▶ [Data for analysis]
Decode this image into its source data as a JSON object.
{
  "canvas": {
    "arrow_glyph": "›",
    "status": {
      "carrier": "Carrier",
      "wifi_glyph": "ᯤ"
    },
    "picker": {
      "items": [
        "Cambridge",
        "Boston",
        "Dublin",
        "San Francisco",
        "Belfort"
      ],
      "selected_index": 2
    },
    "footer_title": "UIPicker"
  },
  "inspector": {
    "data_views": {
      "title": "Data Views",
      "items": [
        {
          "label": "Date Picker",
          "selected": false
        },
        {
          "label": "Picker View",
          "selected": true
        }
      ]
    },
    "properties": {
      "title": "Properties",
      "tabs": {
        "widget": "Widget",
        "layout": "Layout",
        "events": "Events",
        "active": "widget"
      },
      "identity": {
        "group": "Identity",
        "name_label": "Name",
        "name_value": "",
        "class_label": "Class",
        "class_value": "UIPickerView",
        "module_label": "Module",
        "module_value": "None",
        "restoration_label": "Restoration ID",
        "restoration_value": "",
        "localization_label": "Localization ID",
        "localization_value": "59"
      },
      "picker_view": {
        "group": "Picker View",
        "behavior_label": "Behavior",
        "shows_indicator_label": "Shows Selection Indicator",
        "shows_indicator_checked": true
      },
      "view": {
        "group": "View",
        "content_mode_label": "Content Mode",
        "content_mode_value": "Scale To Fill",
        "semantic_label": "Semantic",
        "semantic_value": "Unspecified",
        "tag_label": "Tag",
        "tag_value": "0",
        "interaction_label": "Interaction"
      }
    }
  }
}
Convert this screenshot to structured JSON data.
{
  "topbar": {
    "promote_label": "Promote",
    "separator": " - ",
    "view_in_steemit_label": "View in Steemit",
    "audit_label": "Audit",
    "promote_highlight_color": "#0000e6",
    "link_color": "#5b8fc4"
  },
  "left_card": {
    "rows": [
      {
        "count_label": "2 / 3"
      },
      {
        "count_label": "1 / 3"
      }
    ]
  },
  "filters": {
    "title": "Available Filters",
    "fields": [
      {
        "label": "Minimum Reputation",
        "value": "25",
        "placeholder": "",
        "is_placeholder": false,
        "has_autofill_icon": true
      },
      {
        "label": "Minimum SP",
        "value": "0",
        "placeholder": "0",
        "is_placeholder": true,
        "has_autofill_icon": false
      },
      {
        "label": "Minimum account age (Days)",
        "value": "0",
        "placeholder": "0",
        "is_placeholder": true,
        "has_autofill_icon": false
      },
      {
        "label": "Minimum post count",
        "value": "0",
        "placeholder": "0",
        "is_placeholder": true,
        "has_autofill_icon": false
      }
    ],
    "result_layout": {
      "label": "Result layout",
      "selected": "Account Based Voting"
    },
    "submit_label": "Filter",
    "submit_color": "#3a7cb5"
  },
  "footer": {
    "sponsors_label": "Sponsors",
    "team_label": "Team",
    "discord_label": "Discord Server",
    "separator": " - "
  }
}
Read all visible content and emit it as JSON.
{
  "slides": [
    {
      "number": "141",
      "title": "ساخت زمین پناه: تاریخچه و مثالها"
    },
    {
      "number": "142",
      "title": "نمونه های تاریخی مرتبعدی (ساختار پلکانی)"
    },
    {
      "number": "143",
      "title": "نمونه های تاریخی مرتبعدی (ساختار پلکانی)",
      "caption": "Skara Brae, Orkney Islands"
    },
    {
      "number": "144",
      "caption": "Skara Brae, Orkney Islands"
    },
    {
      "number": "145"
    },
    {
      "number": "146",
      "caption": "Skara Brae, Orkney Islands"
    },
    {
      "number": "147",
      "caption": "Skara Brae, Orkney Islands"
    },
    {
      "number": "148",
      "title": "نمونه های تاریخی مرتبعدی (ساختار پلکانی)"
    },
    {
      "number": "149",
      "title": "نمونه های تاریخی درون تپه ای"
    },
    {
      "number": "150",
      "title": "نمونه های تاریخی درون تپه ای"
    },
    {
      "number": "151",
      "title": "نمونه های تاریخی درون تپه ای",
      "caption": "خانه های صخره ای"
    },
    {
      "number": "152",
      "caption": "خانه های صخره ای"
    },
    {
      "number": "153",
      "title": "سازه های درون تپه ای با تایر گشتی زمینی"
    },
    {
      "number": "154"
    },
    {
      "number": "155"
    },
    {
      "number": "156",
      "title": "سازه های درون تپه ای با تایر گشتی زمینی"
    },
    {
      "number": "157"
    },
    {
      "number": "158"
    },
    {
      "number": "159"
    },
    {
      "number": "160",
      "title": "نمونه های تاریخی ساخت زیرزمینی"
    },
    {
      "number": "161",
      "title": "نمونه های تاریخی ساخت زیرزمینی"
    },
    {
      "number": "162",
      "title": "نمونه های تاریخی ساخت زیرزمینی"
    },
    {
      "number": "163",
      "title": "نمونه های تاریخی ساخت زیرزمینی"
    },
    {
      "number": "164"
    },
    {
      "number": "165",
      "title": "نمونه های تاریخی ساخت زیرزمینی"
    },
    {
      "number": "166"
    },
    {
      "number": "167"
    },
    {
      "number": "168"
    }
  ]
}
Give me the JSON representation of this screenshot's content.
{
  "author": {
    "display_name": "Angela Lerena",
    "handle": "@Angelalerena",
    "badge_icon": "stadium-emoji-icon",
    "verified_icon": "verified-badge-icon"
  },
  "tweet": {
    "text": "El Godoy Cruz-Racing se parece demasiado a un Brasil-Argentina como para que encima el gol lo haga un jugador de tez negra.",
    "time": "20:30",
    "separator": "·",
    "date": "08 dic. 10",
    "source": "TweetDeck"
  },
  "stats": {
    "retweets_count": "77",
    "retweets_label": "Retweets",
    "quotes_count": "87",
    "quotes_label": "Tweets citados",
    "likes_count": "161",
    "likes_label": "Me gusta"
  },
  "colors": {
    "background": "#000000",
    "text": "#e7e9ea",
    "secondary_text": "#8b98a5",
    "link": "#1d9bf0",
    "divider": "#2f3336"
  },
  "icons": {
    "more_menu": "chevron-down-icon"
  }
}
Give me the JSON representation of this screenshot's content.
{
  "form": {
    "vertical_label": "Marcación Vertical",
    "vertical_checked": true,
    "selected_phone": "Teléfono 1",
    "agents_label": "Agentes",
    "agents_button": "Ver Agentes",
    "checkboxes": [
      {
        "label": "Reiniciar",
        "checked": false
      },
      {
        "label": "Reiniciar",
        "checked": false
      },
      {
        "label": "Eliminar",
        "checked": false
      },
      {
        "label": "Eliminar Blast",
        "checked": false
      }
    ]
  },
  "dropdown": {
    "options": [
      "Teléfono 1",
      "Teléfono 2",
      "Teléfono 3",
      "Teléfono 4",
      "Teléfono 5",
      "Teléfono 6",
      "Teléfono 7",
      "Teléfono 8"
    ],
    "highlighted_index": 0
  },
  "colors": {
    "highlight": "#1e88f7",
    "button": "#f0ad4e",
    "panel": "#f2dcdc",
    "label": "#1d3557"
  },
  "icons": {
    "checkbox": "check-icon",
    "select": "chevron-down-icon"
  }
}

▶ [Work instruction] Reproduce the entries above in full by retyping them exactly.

▶ [Result of this exercise]
Decode this image into its source data as a JSON object.
{
  "canvas": {
    "arrow_glyph": "›",
    "status": {
      "carrier": "Carrier",
      "wifi_glyph": "ᯤ"
    },
    "picker": {
      "items": [
        "Cambridge",
        "Boston",
        "Dublin",
        "San Francisco",
        "Belfort"
      ],
      "selected_index": 2
    },
    "footer_title": "UIPicker"
  },
  "inspector": {
    "data_views": {
      "title": "Data Views",
      "items": [
        {
          "label": "Date Picker",
          "selected": false
        },
        {
          "label": "Picker View",
          "selected": true
        }
      ]
    },
    "properties": {
      "title": "Properties",
      "tabs": {
        "widget": "Widget",
        "layout": "Layout",
        "events": "Events",
        "active": "widget"
      },
      "identity": {
        "group": "Identity",
        "name_label": "Name",
        "name_value": "",
        "class_label": "Class",
        "class_value": "UIPickerView",
        "module_label": "Module",
        "module_value": "None",
        "restoration_label": "Restoration ID",
        "restoration_value": "",
        "localization_label": "Localization ID",
        "localization_value": "59"
      },
      "picker_view": {
        "group": "Picker View",
        "behavior_label": "Behavior",
        "shows_indicator_label": "Shows Selection Indicator",
        "shows_indicator_checked": true
      },
      "view": {
        "group": "View",
        "content_mode_label": "Content Mode",
        "content_mode_value": "Scale To Fill",
        "semantic_label": "Semantic",
        "semantic_value": "Unspecified",
        "tag_label": "Tag",
        "tag_value": "0",
        "interaction_label": "Interaction"
      }
    }
  }
}
Convert this screenshot to structured JSON data.
{
  "topbar": {
    "promote_label": "Promote",
    "separator": " - ",
    "view_in_steemit_label": "View in Steemit",
    "audit_label": "Audit",
    "promote_highlight_color": "#0000e6",
    "link_color": "#5b8fc4"
  },
  "left_card": {
    "rows": [
      {
        "count_label": "2 / 3"
      },
      {
        "count_label": "1 / 3"
      }
    ]
  },
  "filters": {
    "title": "Available Filters",
    "fields": [
      {
        "label": "Minimum Reputation",
        "value": "25",
        "placeholder": "",
        "is_placeholder": false,
        "has_autofill_icon": true
      },
      {
        "label": "Minimum SP",
        "value": "0",
        "placeholder": "0",
        "is_placeholder": true,
        "has_autofill_icon": false
      },
      {
        "label": "Minimum account age (Days)",
        "value": "0",
        "placeholder": "0",
        "is_placeholder": true,
        "has_autofill_icon": false
      },
      {
        "label": "Minimum post count",
        "value": "0",
        "placeholder": "0",
        "is_placeholder": true,
        "has_autofill_icon": false
      }
    ],
    "result_layout": {
      "label": "Result layout",
      "selected": "Account Based Voting"
    },
    "submit_label": "Filter",
    "submit_color": "#3a7cb5"
  },
  "footer": {
    "sponsors_label": "Sponsors",
    "team_label": "Team",
    "discord_label": "Discord Server",
    "separator": " - "
  }
}
Read all visible content and emit it as JSON.
{
  "slides": [
    {
      "number": "141",
      "title": "ساخت زمین پناه: تاریخچه و مثالها"
    },
    {
      "number": "142",
      "title": "نمونه های تاریخی مرتبعدی (ساختار پلکانی)"
    },
    {
      "number": "143",
      "title": "نمونه های تاریخی مرتبعدی (ساختار پلکانی)",
      "caption": "Skara Brae, Orkney Islands"
    },
    {
      "number": "144",
      "caption": "Skara Brae, Orkney Islands"
    },
    {
      "number": "145"
    },
    {
      "number": "146",
      "caption": "Skara Brae, Orkney Islands"
    },
    {
      "number": "147",
      "caption": "Skara Brae, Orkney Islands"
    },
    {
      "number": "148",
      "title": "نمونه های تاریخی مرتبعدی (ساختار پلکانی)"
    },
    {
      "number": "149",
      "title": "نمونه های تاریخی درون تپه ای"
    },
    {
      "number": "150",
      "title": "نمونه های تاریخی درون تپه ای"
    },
    {
      "number": "151",
      "title": "نمونه های تاریخی درون تپه ای",
      "caption": "خانه های صخره ای"
    },
    {
      "number": "152",
      "caption": "خانه های صخره ای"
    },
    {
      "number": "153",
      "title": "سازه های درون تپه ای با تایر گشتی زمینی"
    },
    {
      "number": "154"
    },
    {
      "number": "155"
    },
    {
      "number": "156",
      "title": "سازه های درون تپه ای با تایر گشتی زمینی"
    },
    {
      "number": "157"
    },
    {
      "number": "158"
    },
    {
      "number": "159"
    },
    {
      "number": "160",
      "title": "نمونه های تاریخی ساخت زیرزمینی"
    },
    {
      "number": "161",
      "title": "نمونه های تاریخی ساخت زیرزمینی"
    },
    {
      "number": "162",
      "title": "نمونه های تاریخی ساخت زیرزمینی"
    },
    {
      "number": "163",
      "title": "نمونه های تاریخی ساخت زیرزمینی"
    },
    {
      "number": "164"
    },
    {
      "number": "165",
      "title": "نمونه های تاریخی ساخت زیرزمینی"
    },
    {
      "number": "166"
    },
    {
      "number": "167"
    },
    {
      "number": "168"
    }
  ]
}
Give me the JSON representation of this screenshot's content.
{
  "author": {
    "display_name": "Angela Lerena",
    "handle": "@Angelalerena",
    "badge_icon": "stadium-emoji-icon",
    "verified_icon": "verified-badge-icon"
  },
  "tweet": {
    "text": "El Godoy Cruz-Racing se parece demasiado a un Brasil-Argentina como para que encima el gol lo haga un jugador de tez negra.",
    "time": "20:30",
    "separator": "·",
    "date": "08 dic. 10",
    "source": "TweetDeck"
  },
  "stats": {
    "retweets_count": "77",
    "retweets_label": "Retweets",
    "quotes_count": "87",
    "quotes_label": "Tweets citados",
    "likes_count": "161",
    "likes_label": "Me gusta"
  },
  "colors": {
    "background": "#000000",
    "text": "#e7e9ea",
    "secondary_text": "#8b98a5",
    "link": "#1d9bf0",
    "divider": "#2f3336"
  },
  "icons": {
    "more_menu": "chevron-down-icon"
  }
}
Give me the JSON representation of this screenshot's content.
{
  "form": {
    "vertical_label": "Marcación Vertical",
    "vertical_checked": true,
    "selected_phone": "Teléfono 1",
    "agents_label": "Agentes",
    "agents_button": "Ver Agentes",
    "checkboxes": [
      {
        "label": "Reiniciar",
        "checked": false
      },
      {
        "label": "Reiniciar",
        "checked": false
      },
      {
        "label": "Eliminar",
        "checked": false
      },
      {
        "label": "Eliminar Blast",
        "checked": false
      }
    ]
  },
  "dropdown": {
    "options": [
      "Teléfono 1",
      "Teléfono 2",
      "Teléfono 3",
      "Teléfono 4",
      "Teléfono 5",
      "Teléfono 6",
      "Teléfono 7",
      "Teléfono 8"
    ],
    "highlighted_index": 0
  },
  "colors": {
    "highlight": "#1e88f7",
    "button": "#f0ad4e",
    "panel": "#f2dcdc",
    "label": "#1d3557"
  },
  "icons": {
    "checkbox": "check-icon",
    "select": "chevron-down-icon"
  }
}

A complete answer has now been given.